The last time the Padres rolled into Texas, their season was on the brink. They'd lost five straight games in mid-August, falling below .500 for the first (and only) time all season. Injuries were piling up. Their bullpen was in shambles.
Then Fernando Tatis Jr. worked a 3-0 count and had the audacity to swing with a seven-run lead. You probably know the rest.
Tatis hit a grand slam that echoed across the sport. The Padres entered that night 11-12. They’ve gone 28-12 since, including their first playoff series victory in 22 years.
"We just found a way to bring everything together -- the offense, the pitching, the defense, everything," Tatis said Monday, recalling that fateful series in Arlington. "Everything started clicking in the one moment. We just hopped on the train and followed the same track until the end of the season."
The Padres are back where it began this week. They open a best-of-five National League Division Series against the rival Dodgers on Tuesday night at Globe Life Field.
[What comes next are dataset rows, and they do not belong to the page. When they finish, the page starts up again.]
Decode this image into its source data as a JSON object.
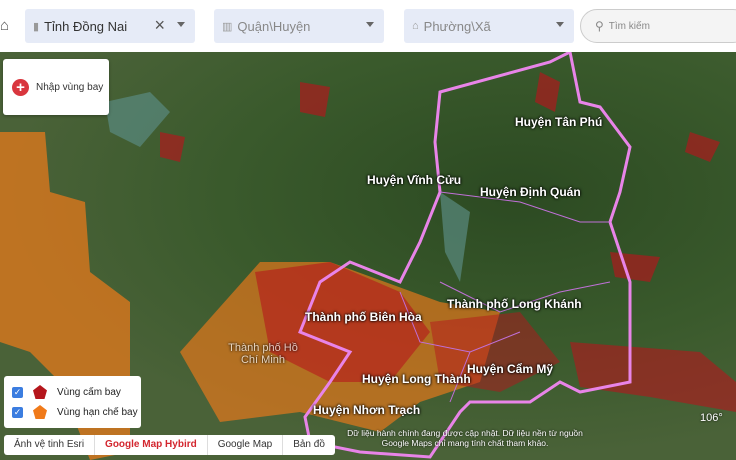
{
  "filters": {
    "province": {
      "value": "Tỉnh Đồng Nai",
      "icon": "building-icon"
    },
    "district": {
      "placeholder": "Quận\\Huyện",
      "icon": "bank-icon"
    },
    "ward": {
      "placeholder": "Phường\\Xã",
      "icon": "home-icon"
    },
    "search": {
      "placeholder": "Tìm kiếm",
      "icon": "search-icon"
    }
  },
  "add_zone": {
    "label": "Nhập vùng bay"
  },
  "legend": [
    {
      "label": "Vùng cấm bay",
      "color": "#b5161c"
    },
    {
      "label": "Vùng hạn chế bay",
      "color": "#f07a1a"
    }
  ],
  "basemaps": [
    {
      "label": "Ảnh vệ tinh Esri"
    },
    {
      "label": "Google Map Hybird",
      "active": true
    },
    {
      "label": "Google Map"
    },
    {
      "label": "Bản đồ"
    }
  ],
  "notice": "Dữ liệu hành chính đang được cập nhật. Dữ liệu nền từ nguồn Google Maps chỉ mang tính chất tham khảo.",
  "coordinate": "106°",
  "districts": [
    "Huyện Tân Phú",
    "Huyện Vĩnh Cửu",
    "Huyện Định Quán",
    "Thành phố Biên Hòa",
    "Thành phố Long Khánh",
    "Huyện Long Thành",
    "Huyện Cẩm Mỹ",
    "Huyện Nhơn Trạch"
  ],
  "map_places": [
    "Thành phố Hồ Chí Minh"
  ]
}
Tatis has already authored one indelible moment in Arlington. Now, he's looking for a few more.
"Real players make real history in the postseason," Tatis said.
The Padres made their share of it in the regular season, too. In the three games after Tatis' blast, Wil Myers, Manny Machado and Eric Hosmer also hit grand slams -- the first time in MLB history that any team had done so in four straight games. Two days later, Jake Cronenworth made it five in six.
Tatis' grand slam would spark a seven-game winning streak, and "Slam Diego" was born.
But those good vibes weren't exactly instantaneous. Everyone, it seemed, had an opinion on Tatis' 3-0 hack, and it wasn't all positive.
The Rangers were unhappy with Tatis for swinging on 3-0, ahead by seven runs, contending that he'd broken one of the sport's unwritten rules. Padres manager Jayce Tingler publicly indicated it was a "teachable moment" because Tatis had missed a take sign.
The rest of the baseball world greeted that backlash with backlash. Hall of Famers Reggie Jackson and Johnny Bench chimed in. They wanted to see one of the sport's most exciting young players unconstrained.
As if Tatis would ever play this game constrained.
While the outside world raged about unwritten rules, Tatis was his usual affable self.
That night, on the team bus, Tatis grabbed a seat in the row behind his skipper, no signs of any purported drama. Rather than the grand slam -- or the missed take sign -- talk on the bus centered around two other pitches in that very at-bat.
Tatis had been working hard to limit his chases -- particularly breaking pitches below the strike zone and particularly against right-handed pitchers. Padres coaches raved about the way Tatis laid off two filthy sliders from Rangers right-hander Juan Nicasio. He’d truly earned his 3-0 count.
Then the conversation shifted away from baseball entirely.
"I just was enjoying my night," Tatis recalled. "I hit two home runs in one game, and that was about it. There was a lot of noise -- blah, blah, blah. I just didn't want to get caught into that. Come the next day, play the game I know how to play."
Tatis broke more unwritten rules the very next day. With the Padres leading by six runs, Tatis broke for third base with two outs against Rangers reliever Ian Gibaut. A day earlier, it was Gibaut who threw a fastball behind Machado on the next pitch after Tatis' grand slam. (He would later serve a two-game suspension.) Gibaut was caught off guard, and his throw to third was a split-second late. Tatis slid in safely.
The message was clear: Tatis wasn’t about to change anything about his relentless style of play. The rest of the baseball world would have to adjust to him.
That morning, Tingler had already walked back some of his comments. He acknowledged being wrong about giving Tatis the take sign in the first place.
"Obviously, it wasn't the right call," Tingler quipped. "He took one swing of the bat and got four runs."
That weekend, Tatis found himself in another 3-0 count, his first since he'd riled the baseball world. The Padres led the Astros, 11-2.
Tatis crouched in the right-handed batters box. Again, he didn't look to his third base coach. This time, Tatis stared directly into the Padres' dugout, in Tingler's direction, perhaps looking for guidance.
A moment later, Tatis stood up and dug in. He unleashed another ferocious swing. With a nine-run lead this time, Tatis sent a 109 mph missile roaring up the middle. Astros second baseman Jose Altuve made a diving catch, and Tatis chuckled to himself as he walked back to the dugout.